RIKEN Center for Developmental Biology (CDB)
2-2-3 Minatojima minamimachi, Chuo-ku, Kobe 650-0047, Japan

Cv2 boosts BMP signal
PDF Download

November 28, 2006 – Potent signaling factors, such as the bone morphogenetic protein (BMP) family of molecules, need to be regulated by a system of checks and balances to ensure that they operate at precisely the right time, location and intensity during development. Their ability to effect fundamental changes in cellular differentiation means that this regulation is frequently negative, preventing them from working in inappropriate contexts; the BMPs, which have a powerful ventralizing effect, are famously counteracted by a set of BMP antagonists, such as chordin, in the dorsal side of the embryo. But positive regulation plays an important role as well, when an amplified signaling is called for at a particular site or stage. In the fly, the chordin homolog Sog is believed to upregulate BMP in some contexts, but in vertebrates, the case for BMP potentiation is less clear.

Now, in an article published in the journal Development, Makoto Ikeya and colleagues in the Laboratory for Organogenesis and Neurogenesis (Yoshiki Sasai; Group Director) report a gene, Cv2, which acts as a local enhancer of BMP signaling in mouse development. Named for its homology to the Drosophila gene crossveinless 2, which enhances BMP activity in the formation of cross-veins in the fly wing, mouse Cv2 works to amplify BMP signaling in the development of a number of tissue and organ systems, including bone, cartilage, kidney and eye.

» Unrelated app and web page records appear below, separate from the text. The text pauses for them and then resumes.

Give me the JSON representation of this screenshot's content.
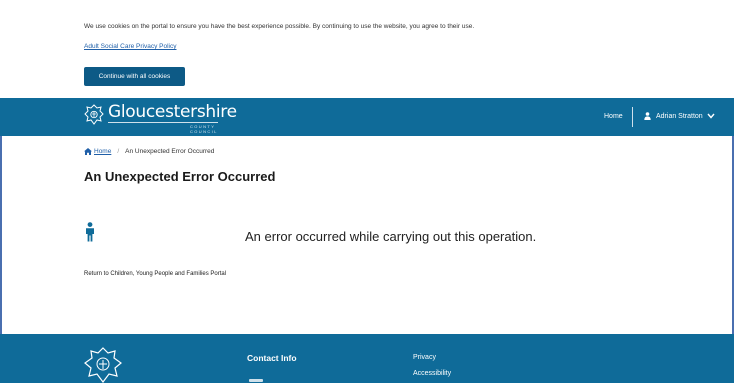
{
  "cookie_banner": {
    "message": "We use cookies on the portal to ensure you have the best experience possible. By continuing to use the website, you agree to their use.",
    "privacy_link": "Adult Social Care Privacy Policy",
    "accept_button": "Continue with all cookies"
  },
  "header": {
    "logo_text": "Gloucestershire",
    "logo_subtext": "COUNTY COUNCIL",
    "nav_home": "Home",
    "user_name": "Adrian Stratton"
  },
  "breadcrumb": {
    "home": "Home",
    "current": "An Unexpected Error Occurred"
  },
  "page": {
    "title": "An Unexpected Error Occurred",
    "error_message": "An error occurred while carrying out this operation.",
    "return_link": "Return to Children, Young People and Families Portal"
  },
  "footer": {
    "contact_heading": "Contact Info",
    "links": [
      "Privacy",
      "Accessibility"
    ]
  },
  "colors": {
    "brand_blue": "#0f6b99",
    "button_blue": "#0d5a86",
    "link_blue": "#1f5fa8"
  }
}
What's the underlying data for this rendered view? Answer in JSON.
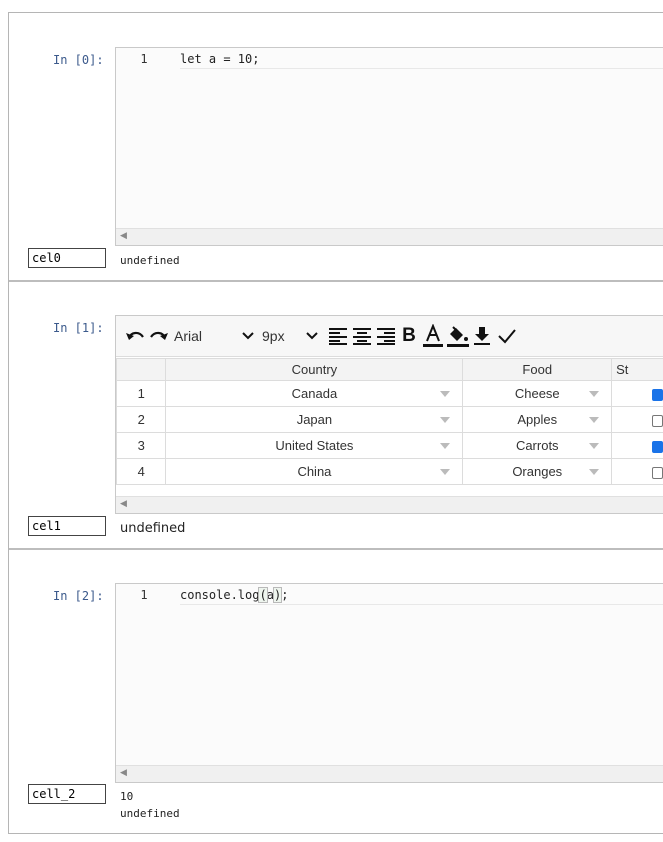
{
  "cells": [
    {
      "prompt": "In [0]:",
      "name": "cel0",
      "lines": [
        {
          "number": "1",
          "code": "let a = 10;"
        }
      ],
      "output": "undefined"
    },
    {
      "prompt": "In [1]:",
      "name": "cel1",
      "toolbar": {
        "font": "Arial",
        "size": "9px",
        "icons": [
          "undo-icon",
          "redo-icon",
          "font-select",
          "font-size-select",
          "align-left-icon",
          "align-center-icon",
          "align-right-icon",
          "bold-icon",
          "text-color-icon",
          "fill-color-icon",
          "download-icon",
          "check-icon"
        ]
      },
      "table": {
        "headers": [
          "",
          "Country",
          "Food",
          "St"
        ],
        "rows": [
          {
            "num": "1",
            "country": "Canada",
            "food": "Cheese",
            "stock": true
          },
          {
            "num": "2",
            "country": "Japan",
            "food": "Apples",
            "stock": false
          },
          {
            "num": "3",
            "country": "United States",
            "food": "Carrots",
            "stock": true
          },
          {
            "num": "4",
            "country": "China",
            "food": "Oranges",
            "stock": false
          }
        ]
      },
      "output": "undefined"
    },
    {
      "prompt": "In [2]:",
      "name": "cell_2",
      "lines": [
        {
          "number": "1",
          "code_pre": "console.log",
          "code_open": "(",
          "code_arg": "a",
          "code_close": ")",
          "code_post": ";"
        }
      ],
      "output": "10\nundefined"
    }
  ]
}
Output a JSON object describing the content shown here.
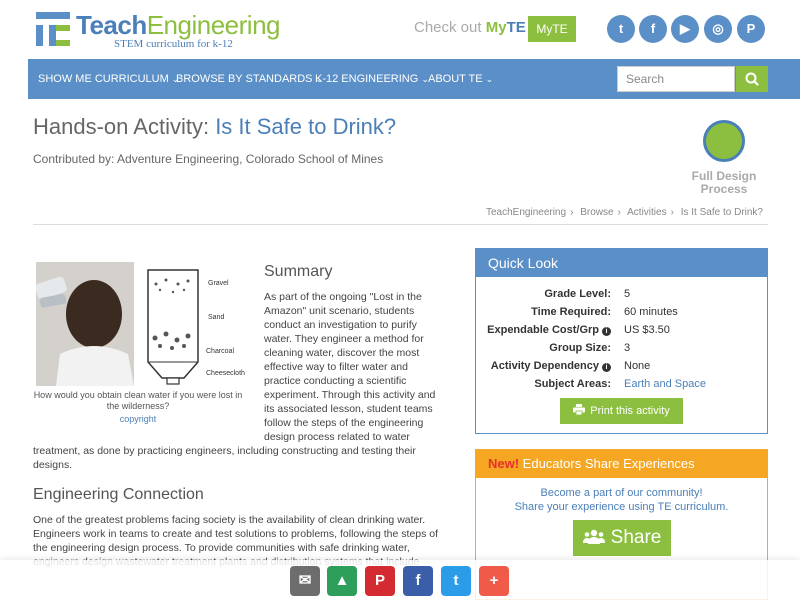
{
  "brand": {
    "name_part1": "Teach",
    "name_part2": "Engineering",
    "tagline": "STEM curriculum for k-12"
  },
  "myte": {
    "prefix": "Check out ",
    "my": "My",
    "te": "TE",
    "button": "MyTE"
  },
  "social": {
    "twitter": "t",
    "facebook": "f",
    "youtube": "▶",
    "instagram": "◎",
    "pinterest": "P"
  },
  "nav": {
    "items": [
      "SHOW ME CURRICULUM",
      "BROWSE BY STANDARDS",
      "K-12 ENGINEERING",
      "ABOUT TE"
    ],
    "chevron": "⌄",
    "search_placeholder": "Search"
  },
  "activity": {
    "type_prefix": "Hands-on Activity: ",
    "title": "Is It Safe to Drink?",
    "contributed": "Contributed by: Adventure Engineering, Colorado School of Mines",
    "design_label_line1": "Full Design",
    "design_label_line2": "Process"
  },
  "breadcrumb": {
    "items": [
      "TeachEngineering",
      "Browse",
      "Activities",
      "Is It Safe to Drink?"
    ],
    "sep": "›"
  },
  "figure": {
    "caption": "How would you obtain clean water if you were lost in the wilderness?",
    "copyright": "copyright",
    "labels": [
      "Gravel",
      "Sand",
      "Charcoal",
      "Cheesecloth"
    ]
  },
  "summary": {
    "heading": "Summary",
    "part1": "As part of the ongoing \"Lost in the Amazon\" unit scenario, students conduct an investigation to purify water. They engineer a method for cleaning water, discover the most effective way to filter water and practice conducting a scientific experiment. Through this activity and its associated lesson, student teams follow the steps of the engineering design process related to water",
    "part2": "treatment, as done by practicing engineers, including constructing and testing their designs."
  },
  "engineering": {
    "heading": "Engineering Connection",
    "text": "One of the greatest problems facing society is the availability of clean drinking water. Engineers work in teams to create and test solutions to problems, following the steps of the engineering design process. To provide communities with safe drinking water, engineers design wastewater treatment plants and distribution systems that include"
  },
  "quick_look": {
    "heading": "Quick Look",
    "rows": [
      {
        "label": "Grade Level:",
        "value": "5"
      },
      {
        "label": "Time Required:",
        "value": "60 minutes"
      },
      {
        "label": "Expendable Cost/Grp",
        "value": "US $3.50"
      },
      {
        "label": "Group Size:",
        "value": "3"
      },
      {
        "label": "Activity Dependency",
        "value": "None"
      },
      {
        "label": "Subject Areas:",
        "value": "Earth and Space"
      }
    ],
    "info_glyph": "i",
    "print_label": "Print this activity"
  },
  "share_box": {
    "new_label": "New!",
    "heading": " Educators Share Experiences",
    "line1": "Become a part of our community!",
    "line2": "Share your experience using TE curriculum.",
    "button": "Share"
  },
  "share_bar": {
    "email": "✉",
    "classroom": "▲",
    "pinterest": "P",
    "facebook": "f",
    "twitter": "t",
    "more": "+"
  }
}
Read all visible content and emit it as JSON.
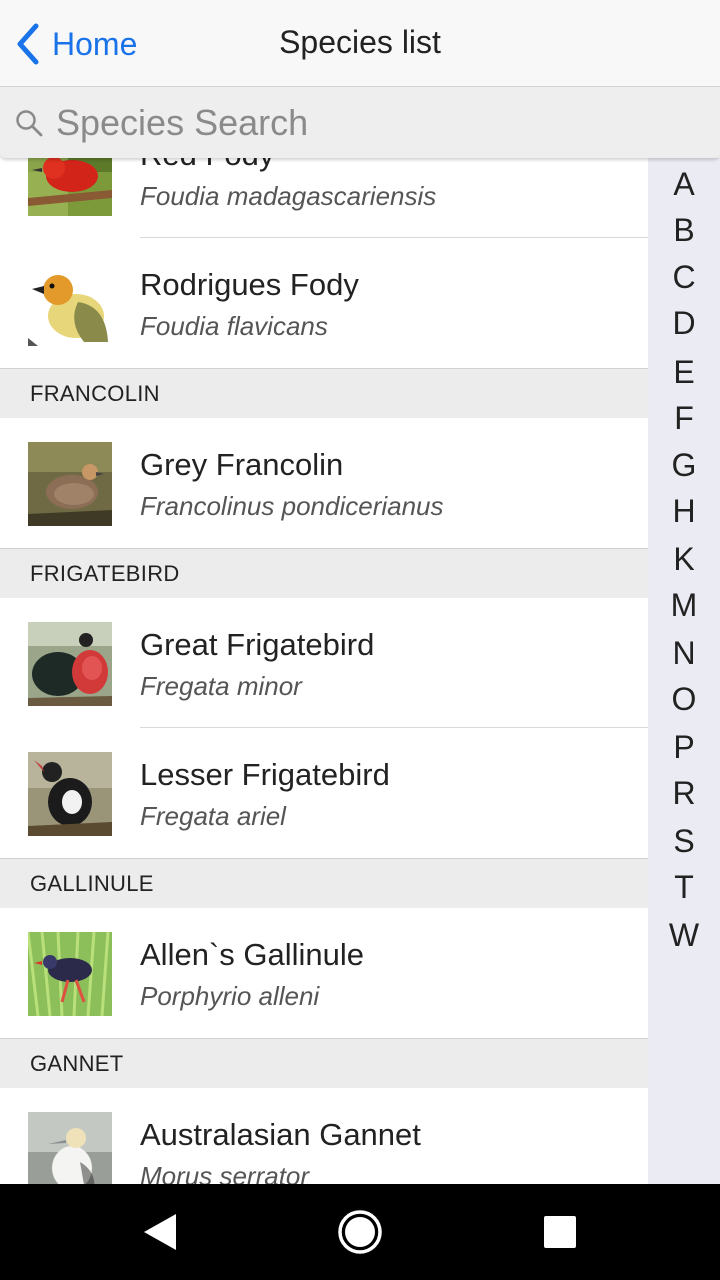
{
  "navbar": {
    "back_label": "Home",
    "title": "Species list"
  },
  "search": {
    "placeholder": "Species Search",
    "value": ""
  },
  "list": {
    "partial_row": {
      "common": "Red Fody",
      "scientific": "Foudia madagascariensis"
    },
    "rows_before": [
      {
        "common": "Rodrigues Fody",
        "scientific": "Foudia flavicans"
      }
    ],
    "sections": [
      {
        "header": "FRANCOLIN",
        "items": [
          {
            "common": "Grey Francolin",
            "scientific": "Francolinus pondicerianus"
          }
        ]
      },
      {
        "header": "FRIGATEBIRD",
        "items": [
          {
            "common": "Great Frigatebird",
            "scientific": "Fregata minor"
          },
          {
            "common": "Lesser Frigatebird",
            "scientific": "Fregata ariel"
          }
        ]
      },
      {
        "header": "GALLINULE",
        "items": [
          {
            "common": "Allen`s Gallinule",
            "scientific": "Porphyrio alleni"
          }
        ]
      },
      {
        "header": "GANNET",
        "items": [
          {
            "common": "Australasian Gannet",
            "scientific": "Morus serrator"
          }
        ]
      }
    ]
  },
  "index_letters": [
    "A",
    "B",
    "C",
    "D",
    "E",
    "F",
    "G",
    "H",
    "K",
    "M",
    "N",
    "O",
    "P",
    "R",
    "S",
    "T",
    "W"
  ],
  "colors": {
    "accent": "#1a73e8",
    "section_bg": "#ececec",
    "index_bg": "#ebebf3",
    "navbar_bg": "#f8f8f8"
  }
}
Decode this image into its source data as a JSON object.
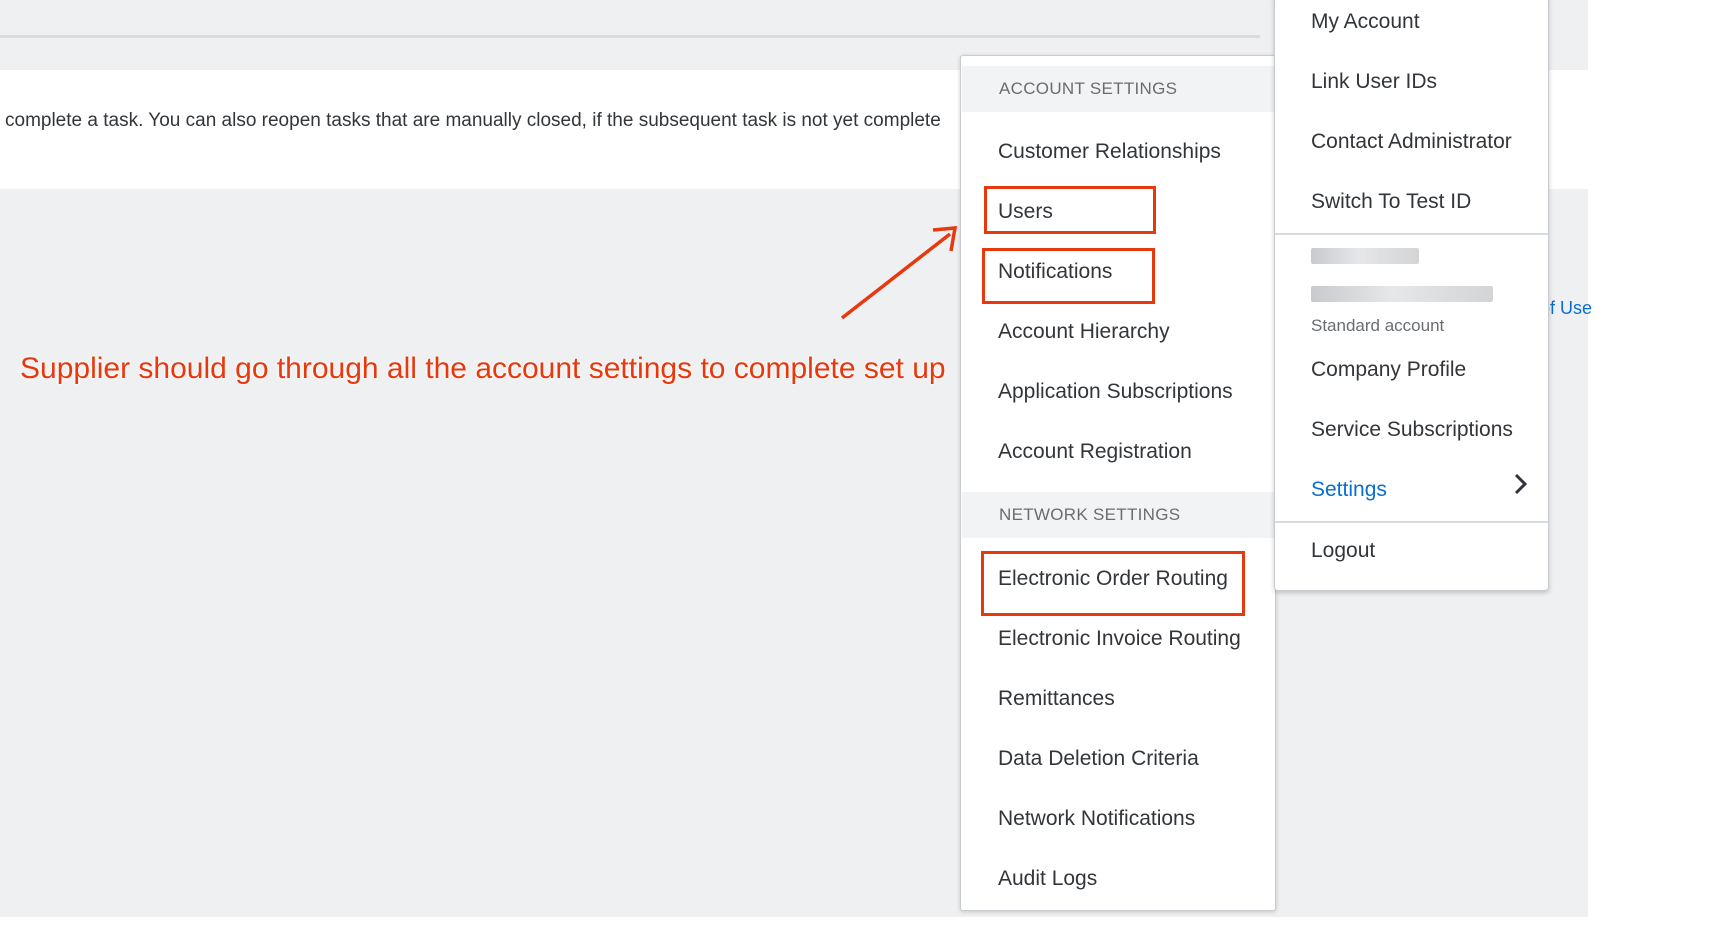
{
  "background": {
    "info_text": "complete a task. You can also reopen tasks that are manually closed, if the subsequent task is not yet complete",
    "side_link_fragment": "of Use"
  },
  "annotation": {
    "text": "Supplier should go through all the account settings to complete set up",
    "color": "#e8380d"
  },
  "settings_menu": {
    "account_header": "ACCOUNT SETTINGS",
    "account_items": [
      "Customer Relationships",
      "Users",
      "Notifications",
      "Account Hierarchy",
      "Application Subscriptions",
      "Account Registration"
    ],
    "network_header": "NETWORK SETTINGS",
    "network_items": [
      "Electronic Order Routing",
      "Electronic Invoice Routing",
      "Remittances",
      "Data Deletion Criteria",
      "Network Notifications",
      "Audit Logs"
    ],
    "highlighted": [
      "Users",
      "Notifications",
      "Electronic Order Routing"
    ]
  },
  "account_menu": {
    "items": [
      "My Account",
      "Link User IDs",
      "Contact Administrator",
      "Switch To Test ID"
    ],
    "account_type": "Standard account",
    "items2": [
      "Company Profile",
      "Service Subscriptions"
    ],
    "settings_label": "Settings",
    "logout_label": "Logout",
    "accent_color": "#0a6ed1"
  }
}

The deletion of one copy of BMP4 strongly and cooperatively enhanced the vertebral defect of mCv2-/- mutants, causing reduction of the vertebral body in size and of its ossification and suppression of vertebral arch development. Moreover, the reduction of the BMP4 gene dosage synergistically increased the frequency of the microphthalamic phenotype.

The study began with a database search that identified several mouse genes, including Cv2, related to the BMP regulators chordin and kielin. Ikeya et al generated knockout mice carrying a null mutation for Cv2 to study its role in murine embryogenesis. Although the appearance of these mutants was not dramatically different than that of wild type animals, they showed a range of embryonic phenotypes and all died in the perinatal period. Multiple defects were observed in skeletal and cartilage development, resulting in a shortened trunk. Affected regions included the bones of the spine, ribs, skull and limbs, and cartilage in the pharynx and trachea.

The pattern of these defects suggested that the loss of Cv2 prevents the differentiation of precursor cells derived from the sclerotome, a subset of cells that migrates out from the somites to give rise to the vertebrae. But analysis of gene expression by RT-PCR in tissues from the embryonic trunk indicated that the effect was not due to a simple, generalized reduction in BMP gene expression. Tests performed in cultured cells pointed instead to a role for Cv2 upstream of or at the level of the BMP molecular receptor.

Interested in the nature of the interaction between Cv2 and BMP signaling, Ikeya next generated a series of mutants engineered to full or partial deletions of both genes, and found that in mice carrying a null mutation for Cv2, the loss of a single copy of the gene BMP4 significantly intensified the defects in both vertebral and eye development, suggesting a cooperative relationship between the genes.

BMPs are known to be required for renal development as well, so the group next looked at the kidneys in the Cv2 mutants, and found that they were smaller and contained fewer renal glomeruli than normal. Taken together with the fact that the kidney mesenchyme normally strongly expresses Cv2, these findings pointed to an essential role for the gene in kidney development. On testing the effect of the loss of function of both Cv2 and the structurally similar kielin-chordin related protein (Kcp) on nephrogenesis, Ikeya et al found that the phenotype was more severe in the double mutant, indicating that the genes work together in the regulation of kidney development. Interestingly, the skeletal defects were unaltered in the Cv2/Kcp mutants.

This thoroughgoing tissue-by-tissue analysis of the effects of loss of Cv2 function reveals that the gene is required in highly specified processes to enhance BMP signaling – while vertebrae, eye and kidney are all affected, other important BMP-dependent regions, such as some skeletal components and the dorsoventral patterning of the neural tube, are not. Whether this context-sensitive pro-BMP of Cv2 is achieved by enhancing the association of BMP ligands and receptors, competition with BMP antagonists, controlling the sequestration of BMP proteins in the matrix, protecting them from protease degradation, or some other mechanism, remains unknown.

Link to article http://dev.biologists.org/cgi/content/abstract/dev.02647v1

Copyright (C) CENTER FOR DEVELOPMENTAL BIOLOGY All rights reserved.